We have inherited an ancient culture. It has faced many waves of invasions, among others, from the Greek, Persian, Pathan, Mongol, French, Dutch and the English. Often with savagery they attempted to suppress our culture; yet the flame of hope burnt brightly against the dark background of foreign rule. Our culture endured, though our land has shrunk to less that half its size compared to the past. But then freedom in 1947 did not bring a fulfillment of our dreams. Day by day, the menace grows from within. In the final analysis, the greatest danger lies not outside our borders but inside, and in our soul and spirit.

What often saved us in the past was the awareness of our age-old culture and the need to hold fast to it, while weaving and refining it for the future. What might doom us in the future is the ignorance of our culture, with no roots to cling to. Culture is tradition and tradition is memory. The ancients knew that and that is why Bharat, who led the Sindhu clan, reintroduced Memory songs in 5095 BC, to keep alive the knowledge of the past, lest we run the risk of building our future without foundation or roots of growth.

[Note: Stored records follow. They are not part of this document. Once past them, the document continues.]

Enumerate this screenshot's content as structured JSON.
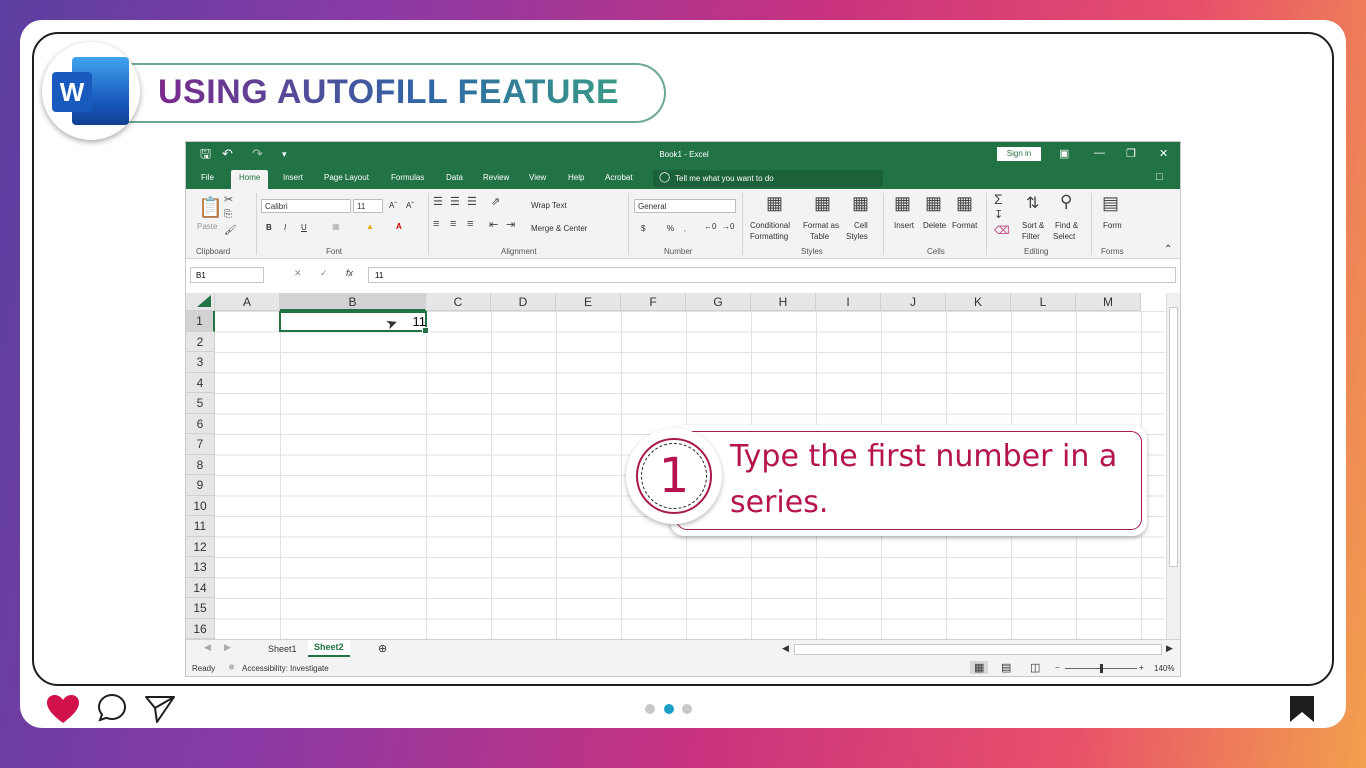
{
  "banner": {
    "title": "USING AUTOFILL FEATURE",
    "logo_letter": "W",
    "logo_icon": "word-logo-icon"
  },
  "excel": {
    "title": "Book1  -  Excel",
    "sign_in": "Sign in",
    "tabs": [
      "File",
      "Home",
      "Insert",
      "Page Layout",
      "Formulas",
      "Data",
      "Review",
      "View",
      "Help",
      "Acrobat"
    ],
    "active_tab": "Home",
    "tell_me": "Tell me what you want to do",
    "ribbon": {
      "clipboard": {
        "paste": "Paste",
        "label": "Clipboard"
      },
      "font": {
        "name": "Calibri",
        "size": "11",
        "label": "Font",
        "bold": "B",
        "italic": "I",
        "underline": "U"
      },
      "alignment": {
        "wrap": "Wrap Text",
        "merge": "Merge & Center",
        "label": "Alignment"
      },
      "number": {
        "format": "General",
        "currency": "$",
        "percent": "%",
        "label": "Number"
      },
      "styles": {
        "conditional": "Conditional",
        "formatting": "Formatting",
        "format_as": "Format as",
        "table": "Table",
        "cell": "Cell",
        "cell_styles": "Styles",
        "label": "Styles"
      },
      "cells": {
        "insert": "Insert",
        "delete": "Delete",
        "format": "Format",
        "label": "Cells"
      },
      "editing": {
        "sort": "Sort &",
        "filter": "Filter",
        "find": "Find &",
        "select": "Select",
        "label": "Editing"
      },
      "forms": {
        "form": "Form",
        "label": "Forms"
      }
    },
    "name_box": "B1",
    "formula_value": "11",
    "fx": "fx",
    "columns": [
      "A",
      "B",
      "C",
      "D",
      "E",
      "F",
      "G",
      "H",
      "I",
      "J",
      "K",
      "L",
      "M"
    ],
    "selected_column": "B",
    "rows": [
      "1",
      "2",
      "3",
      "4",
      "5",
      "6",
      "7",
      "8",
      "9",
      "10",
      "11",
      "12",
      "13",
      "14",
      "15",
      "16"
    ],
    "cell_b1": "11",
    "sheets": [
      "Sheet1",
      "Sheet2"
    ],
    "active_sheet": "Sheet2",
    "status": {
      "ready": "Ready",
      "accessibility": "Accessibility: Investigate",
      "zoom": "140%"
    }
  },
  "callout": {
    "step": "1",
    "text": "Type the first number in a series."
  },
  "pager": {
    "total": 3,
    "active": 2
  },
  "colors": {
    "excel_green": "#217346",
    "callout_accent": "#b5144f"
  }
}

In this era of vanishing worth and fading memory, historians have a role to play, to rekindle the dying embers of life and light in our society. But where history falters for lack of fact or interpretation, the field is open to the novelist. He who fails to guard his house – be it the scholar or the nation itself – must learn to tolerate an intruder.

Canada July 1994

Bhagwan S. Gidwani